The mass cancellations mean that travelers at airports are queuing for two or more hours to rebook their new flights, which unfortunately won’t happen anytime soon. Numerous passengers report won’t get new planes until the end of this week or after the new year, forcing them to sleep on the airport floor while they wait.
Cancellations are scattered across the US, hitting major transit hubs such as Denver International Airport, Chicago Midway International and Las Vegas’ Harry Reid International Airport. Ryan Green, Southwest’s chief commercial officer, says The Wall Street Journal that the company will cover the costs of hotels, rental cars and other flights, and informs customers that they are entitled to a refund if they do not wish to rebook their flights.
The disaster prompted a response from US Transportation Secretary Pete Buttigieg, who says he is following the situation “closely” and will have a statement on the matter tomorrow. On Monday, the US Department of Transportation sent out a tweet, saying it is “concerned about Southwest’s unacceptable frequency of cancellations and delays and reports of a lack of prompt customer service” and that it will “investigate whether cancellations were controllable and whether Southwest is complying with its customer service plan.” Senators Ed Markey (D-MA) and Richard Blumenthal (D-CT) also called Southwest to compensate the passengers for the cancellations.

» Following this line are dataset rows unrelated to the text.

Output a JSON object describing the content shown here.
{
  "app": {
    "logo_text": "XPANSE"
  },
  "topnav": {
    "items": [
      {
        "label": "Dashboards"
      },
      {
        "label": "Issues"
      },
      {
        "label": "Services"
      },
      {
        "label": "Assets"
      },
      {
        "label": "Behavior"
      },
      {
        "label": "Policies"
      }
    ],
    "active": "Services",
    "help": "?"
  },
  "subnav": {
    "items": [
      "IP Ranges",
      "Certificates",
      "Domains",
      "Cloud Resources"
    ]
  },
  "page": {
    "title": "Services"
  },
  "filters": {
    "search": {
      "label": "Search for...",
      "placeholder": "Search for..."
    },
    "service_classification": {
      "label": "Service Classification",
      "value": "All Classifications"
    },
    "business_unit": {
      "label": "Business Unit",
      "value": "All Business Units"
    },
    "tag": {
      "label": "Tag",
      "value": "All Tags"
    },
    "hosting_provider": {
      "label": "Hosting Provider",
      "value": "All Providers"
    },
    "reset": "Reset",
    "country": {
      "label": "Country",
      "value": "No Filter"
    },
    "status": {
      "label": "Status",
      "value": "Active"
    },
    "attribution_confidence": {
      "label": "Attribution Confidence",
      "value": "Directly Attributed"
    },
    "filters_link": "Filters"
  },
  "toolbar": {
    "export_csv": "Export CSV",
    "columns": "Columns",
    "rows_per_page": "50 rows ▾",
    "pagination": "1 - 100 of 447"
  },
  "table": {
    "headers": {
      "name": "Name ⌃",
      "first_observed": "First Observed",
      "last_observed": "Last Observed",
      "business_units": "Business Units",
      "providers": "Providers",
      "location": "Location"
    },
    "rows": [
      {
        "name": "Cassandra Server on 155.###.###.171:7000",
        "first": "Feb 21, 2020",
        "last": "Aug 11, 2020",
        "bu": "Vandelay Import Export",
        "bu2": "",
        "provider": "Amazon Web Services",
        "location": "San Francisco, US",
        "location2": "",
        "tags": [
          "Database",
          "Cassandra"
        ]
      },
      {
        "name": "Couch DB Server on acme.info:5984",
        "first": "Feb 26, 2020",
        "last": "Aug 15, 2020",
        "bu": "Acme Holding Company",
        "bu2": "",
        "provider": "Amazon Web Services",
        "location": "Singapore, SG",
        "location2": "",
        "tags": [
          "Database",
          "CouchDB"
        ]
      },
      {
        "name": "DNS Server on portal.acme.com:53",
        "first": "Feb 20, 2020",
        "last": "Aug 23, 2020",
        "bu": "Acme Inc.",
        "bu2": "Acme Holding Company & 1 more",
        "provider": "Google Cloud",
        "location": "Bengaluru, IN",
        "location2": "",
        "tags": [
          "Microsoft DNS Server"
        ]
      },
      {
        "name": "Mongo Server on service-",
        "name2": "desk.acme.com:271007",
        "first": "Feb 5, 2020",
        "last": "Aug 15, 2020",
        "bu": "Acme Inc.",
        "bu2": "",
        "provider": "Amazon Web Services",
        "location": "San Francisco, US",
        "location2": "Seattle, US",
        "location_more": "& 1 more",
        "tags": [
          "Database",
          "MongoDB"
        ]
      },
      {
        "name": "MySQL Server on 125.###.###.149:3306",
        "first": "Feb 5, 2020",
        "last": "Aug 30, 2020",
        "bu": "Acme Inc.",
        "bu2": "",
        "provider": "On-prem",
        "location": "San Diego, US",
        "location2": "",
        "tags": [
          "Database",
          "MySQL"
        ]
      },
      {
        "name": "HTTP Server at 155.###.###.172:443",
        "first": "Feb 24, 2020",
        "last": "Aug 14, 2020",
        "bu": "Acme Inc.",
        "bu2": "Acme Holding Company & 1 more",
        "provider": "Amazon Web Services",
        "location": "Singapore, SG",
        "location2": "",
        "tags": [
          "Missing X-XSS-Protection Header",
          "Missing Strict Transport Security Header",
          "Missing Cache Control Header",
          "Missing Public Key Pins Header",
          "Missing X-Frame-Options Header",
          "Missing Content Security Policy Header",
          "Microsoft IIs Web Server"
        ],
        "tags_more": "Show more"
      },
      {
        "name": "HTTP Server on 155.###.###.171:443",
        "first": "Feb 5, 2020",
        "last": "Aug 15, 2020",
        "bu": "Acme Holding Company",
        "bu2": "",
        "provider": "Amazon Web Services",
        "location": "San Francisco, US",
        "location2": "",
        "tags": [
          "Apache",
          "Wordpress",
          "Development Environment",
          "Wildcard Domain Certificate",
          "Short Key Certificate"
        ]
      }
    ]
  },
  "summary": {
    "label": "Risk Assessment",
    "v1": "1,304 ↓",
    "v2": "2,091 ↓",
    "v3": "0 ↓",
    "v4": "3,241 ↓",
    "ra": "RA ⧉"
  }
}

In a video posted on the company’s website, Southwest CEO Bob Jordan said he reached out to Buttigieg on Tuesday to talk about what the airline was doing to help customers. He also apologized to travelers and staff, and reiterated that the company’s “very complex” network was struggling with a large number of aircraft and crew being put out of service. “After days of trying to operate as much of our full schedule over a busy holiday weekend, we reached a decision point to significantly reduce our aircraft to catch up,” he said. You can see his full statement below.
In addition to cancellations due to the snowstorm, Sørvest is also struggling with staffing shortages in some places. The airline declared an operational emergency last week at the Denver airport after receiving “an unusually high number of absences.” In a leaked memo to employees, Southwest Airlines says employees will need a doctor’s note when calling in sick, and that it “will use mandatory overtime” to require employees to come to work or otherwise be fired. As noted by Denver PostSouthwest spokesman Chris Perry denied the messages were part of a coordinated effort by employees.
“We were fully staffed and prepared for the upcoming holiday weekend as the severe weather swept across the continent, where Southwest is the largest carrier in 23 of the top 25 US travel markets,” Southwest Airlines said in a statement. “As we continue to work to restore our operations, we have made the decision to continue operating a reduced schedule by flying approximately one-third of our schedule for the next few days.”
This is not the only other time Southwest has experienced major operational problems. Last October, the airline struggled with both staffing shortages and severe weather conditions, which led Southwest to cancel nearly 3,000 flights in four days. At the time, former Southwest COO Mike Van de Ven told employees that the company has “a very aggressive hiring plan” but that it’s still not “where we want to be with staffing.” Dallas Business Journal reports CEO Bob Jordan made similar remarks during an investor day presentation earlier this month, saying the company’s systems needed to be upgraded as part of a larger modernization drive to eventually operate 6,000 flights per day while employing 100,000 people.
Update Tuesday, December 27, 7:18 PM ET: Added video from Southwest CEO Bob Jordan.